The medical provider will use the tumors grade and stage to determine which treatment options will be most beneficial and effective.
Since prostate cancer grows slowly, doctors may choose to delay treatment in men with other serious health issues and instead actively monitor its growth. If chosen, this approach would involve close monitoring of tumor growth with regular testing to ensure that the tumor remains relatively small, is not invading other tissues, and is not causing other health issues.
Surgery is used to remove the tumor manually. The most common surgery is a radical prostatectomy, which involves removing the prostate gland and surrounding tissues. The side effects of prostate surgery can be severe and include urinary incontinence, erectile dysfunction, bleeding, blood clots, and infections at the surgery site.
Radiation can be applied externally (external beam radiation) or internally inside the tumor (brachytherapy). The purpose of radiation is to completely get rid of low-grade tumors that have remained within the prostate gland, or to relieve symptoms and control tumor growth in men with high-grade tumors. The side effects of radiation include urinary, erectile and bowel problems in addition to fatigue, swelling, and pain.
Cryotherapy is a method that quickly freezes and kills prostate cancer tissue. Generally, doctors use cryotherapy to treat early-stage or low-grade prostate cancer. This procedure is not typically used as a first line of defense and is instead an option if the cancer has come back after treatment with other therapies. Often men who have undergone cryotherapy experience blood in the urine as well as swelling and pain in the prostrate. Further, men can also develop erectile dysfunction.

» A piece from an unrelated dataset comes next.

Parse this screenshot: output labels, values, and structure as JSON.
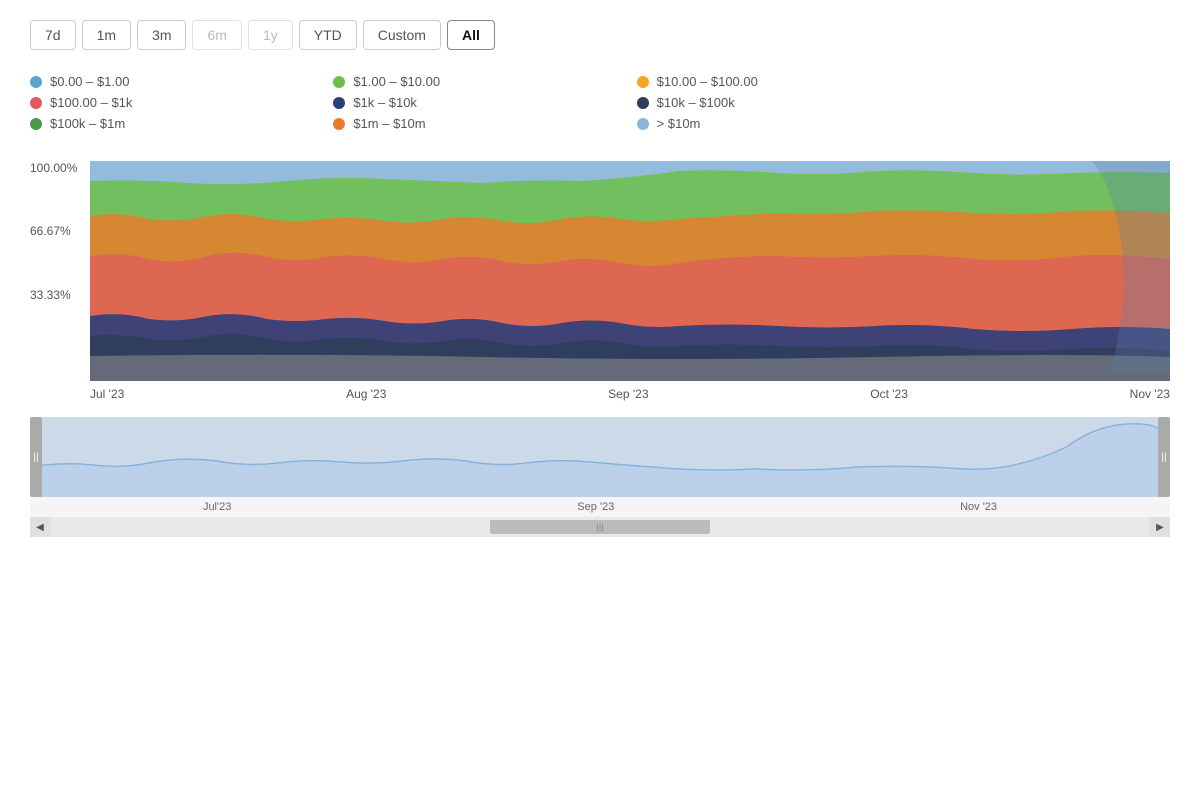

Hormonal Therapy involves removing or reducing the male androgen hormones that support the growth of prostate cancer cells. This therapy is often used to treat cancer that has traveled to distant areas of the body or has reappeared after other treatments. The side effects of hormone therapy include loss of sexual desire, erectile dysfunction, shrinkage of penis, in addition to anemia, osteoporosis, weight gain, fatigue, and depression.
Chemotherapy is another example of a treatment option used to treat many cancer types. For prostate cancer, chemotherapy is not the most common treatment and may only be provided if other treatments have not worked. Occasionally, chemotherapy will be provided with hormone therapy or immediately after surgery. The side effects of chemotherapy include hair loss, sores in mouth, gastrointestinal issues, fatigue, and bruising.
Unlike most other cancers, prostate cancer has a vaccine which can help stimulate the body’s immune system to fight and kill the cancer tissue. This vaccine is only provided to patients with advanced cancer that has stopped responding to other therapies. Often the vaccine treatment causes less side effects compared to that of other treatment options. However, patients using the vaccine may experience fever, chills, fatigue, pain, headaches, and nausea.
Prostrate cancer that metastasizes is most likely to travel to the bone. Bone-directed treatments include a number of procedures which aim to prevent the cancer from reaching the bones. Doctors generally perform these therapies on patients with actively growing tumors that are beginning to expand outside of the prostate. The side effects of the bone-directed treatments include an increased risk of infection, as well as increased bleeding and decreased blood cell counts.